■ TO DO ■
Go through the material below and count the lines in which the word "sparkles" occurs; the only output is the number.

◆ ◆ ◆

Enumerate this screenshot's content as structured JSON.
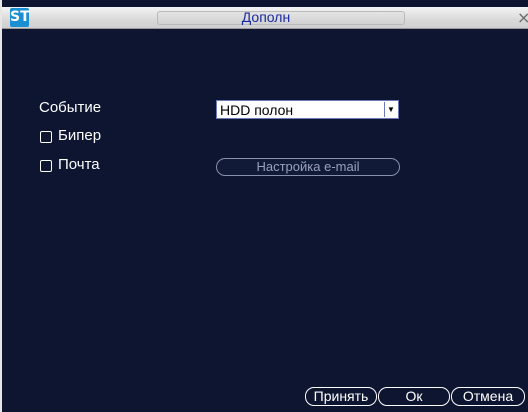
{
  "window": {
    "title": "Дополн",
    "app_icon": "ST",
    "close_icon": "×"
  },
  "form": {
    "event_label": "Событие",
    "event_value": "HDD полон",
    "beeper_label": "Бипер",
    "mail_label": "Почта",
    "email_settings_button": "Настройка e-mail"
  },
  "footer": {
    "apply": "Принять",
    "ok": "Ок",
    "cancel": "Отмена"
  }
}
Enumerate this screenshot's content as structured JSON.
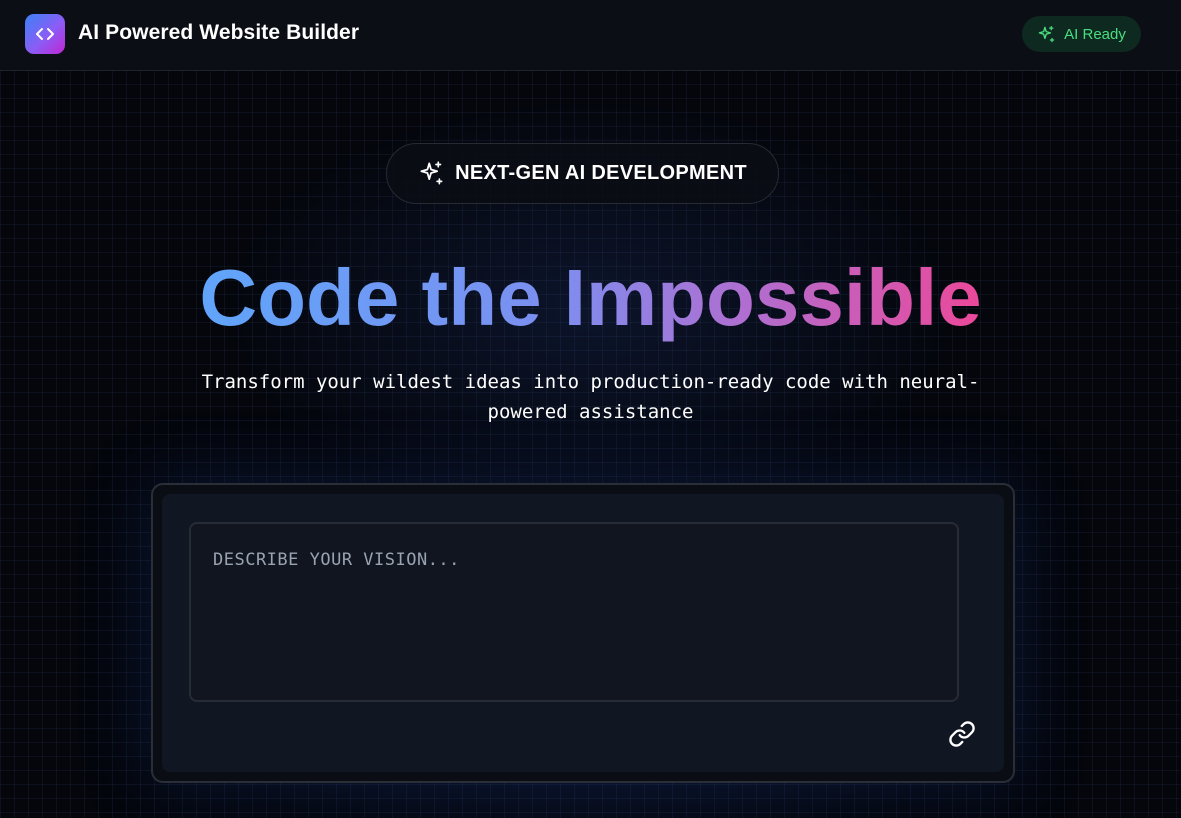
{
  "header": {
    "title": "AI Powered Website Builder",
    "logo_icon": "code-brackets-icon",
    "status": {
      "label": "AI Ready",
      "icon": "sparkles-icon",
      "color": "#4ade80"
    }
  },
  "hero": {
    "badge": {
      "label": "NEXT-GEN AI DEVELOPMENT",
      "icon": "sparkles-icon"
    },
    "headline": "Code the Impossible",
    "subtitle": "Transform your wildest ideas into production-ready code with neural-powered assistance"
  },
  "prompt": {
    "placeholder": "DESCRIBE YOUR VISION...",
    "value": "",
    "attach_icon": "link-icon"
  },
  "colors": {
    "background": "#04060c",
    "accent_blue": "#60a5fa",
    "accent_pink": "#ec4899",
    "status_green": "#4ade80"
  }
}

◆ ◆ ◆

■ PROBLEM SOLUTION ■
2